Project: Recognition of the primary infection by pneumosystis in infants: A silent threat to public health

Increasing evidence suggests that the most common respiratory infection affecting infants is the mild and stealth, primary infection by the microfungal organism Pneumocystis. This infection goes currently unrecognized and has been neglected as a subclinical irrelevant infection by contrast with the severe Pneumocystis pneumonia affecting the immunocompromised host. However, compelling new evidence suggests that this infection may be pathogenic to certain infant age groups and that microbiomehost interactions in early life may condition the development of altered immune responses in older infants or adults. They underscore the importance of understanding this highly prevalent subclinical Pneumocystis primary infection. This infection is acquired close to birth, develops over a period of few weeks, and peaks between the ages of 2 to 5 months. Furthermore, this age interval period coincides with the peak of infant respiratory morbidity and postneonatal mortality, raising the hypothesis that a pathogenic role of Pneumocystis in infants is possible provided the nearuniversal prevalence of this infection at that particular age window. This hypothesis is strengthened by the recent demonstration of pathology consisting of increased mucus associated to Pneumocystis in infant lungs in line with observations in animal models from us and other research groups that show Pneumocystisassociated transient respiratory impairment and airway remodelling. Importantly, Pneumocystis h a s b e e n detected in lung of aborted fetuses, wich may suggest vertical transmission and an eventual cofactor role in abortion and in newborn respiratory distress due to the demonstrated abiility of Pneumocystis to decrease pulmonary surfactant. Therefore this proposal aims to recognize the epidemiology of this silent infection in preterm and term otherwise healthy newborns and small infants in different countries, to recommend a preferred method for diagnosis by comparing senstivity of available methods of known specificity, to characterize the pulmonary mycomicrobiome using metagenomic analyses, and additionally, to understand the Pneumocystisairway epithelium interaction using transcriptomic studies to identify the hostactivated gene responses associated to this unique fungal pathogen in infant lung specimens. The proposal will importantly explore Pneumocystisassociated breathprints using noninvasive detection of volatile organic compounds (VOC) in exhaled air that may prove as an ideal method to recognize stealth infections especially in prematures and small infants. Recognition of the wide distribution of Pneumocystis epidemiology will be in itself a measure of success of this proposal and, furthermore, understanding this early life infant-microbial interaction may lead to prevent infant and, additionally, older age respiratory morbidity. Therefore results of this proposal will contribute to prevent infectiousrelated morbidity and promote well-being, by increasing our recognition and understanding of this early-life and highly frequent Pneumocystis primary infection.

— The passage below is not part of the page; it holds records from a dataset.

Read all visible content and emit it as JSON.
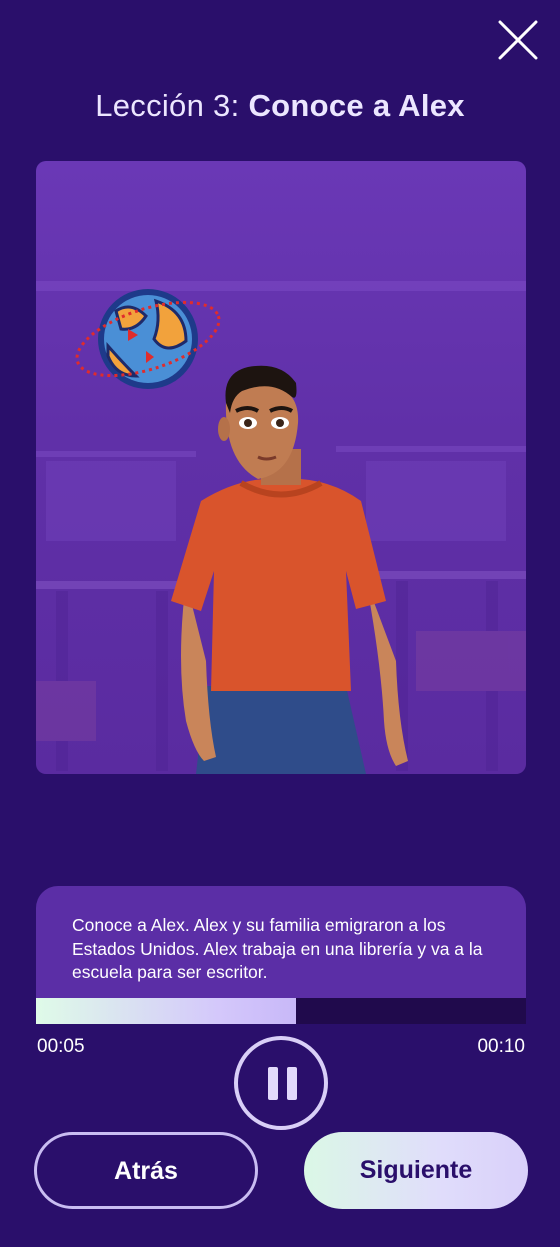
{
  "header": {
    "title_light": "Lección 3:",
    "title_bold": "Conoce a Alex",
    "close_icon": "close-icon"
  },
  "video": {
    "scene": "animated-character-alex-in-bookstore",
    "badge_icon": "globe-migration-icon"
  },
  "caption": {
    "text": "Conoce a Alex. Alex y su familia emigraron a los Estados Unidos. Alex trabaja en una librería y va a la escuela para ser escritor."
  },
  "player": {
    "current_time": "00:05",
    "total_time": "00:10",
    "progress": 0.53,
    "pause_icon": "pause-icon"
  },
  "buttons": {
    "back_label": "Atrás",
    "next_label": "Siguiente"
  },
  "colors": {
    "background": "#2a0f6b",
    "card": "#5b2ea6",
    "accent_gradient_start": "#dffbe8",
    "accent_gradient_end": "#d4c8fb"
  }
}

Acronym CAPRI (Reference Number: ELAC2014/HID-0254)
Duration 01/01/2015 - 01/01/2018
Project Topic Prevention infectious diseases & wellbeing
Project Results
(after finalisation)
not yet available
Network ERANet-LAC
Call ERANet-LAC 1st Joint Call on Research and Innovation between the EU Member States and Associated Countries and the Community of Latin American and Caribbean States (CELAC)

Project partner

Number Name Role Country
1 Universidad de Chile Coordinator Chile
2 B&S Analytik GmbH Partner Germany
3 Valencian Region Foundation for the Promotion of Health and Biomedical Research Partner Spain
4 Instituto de Biomedicina de Sevilla Partner Spain
5 University of Brest and University Hospital of Brest Partner France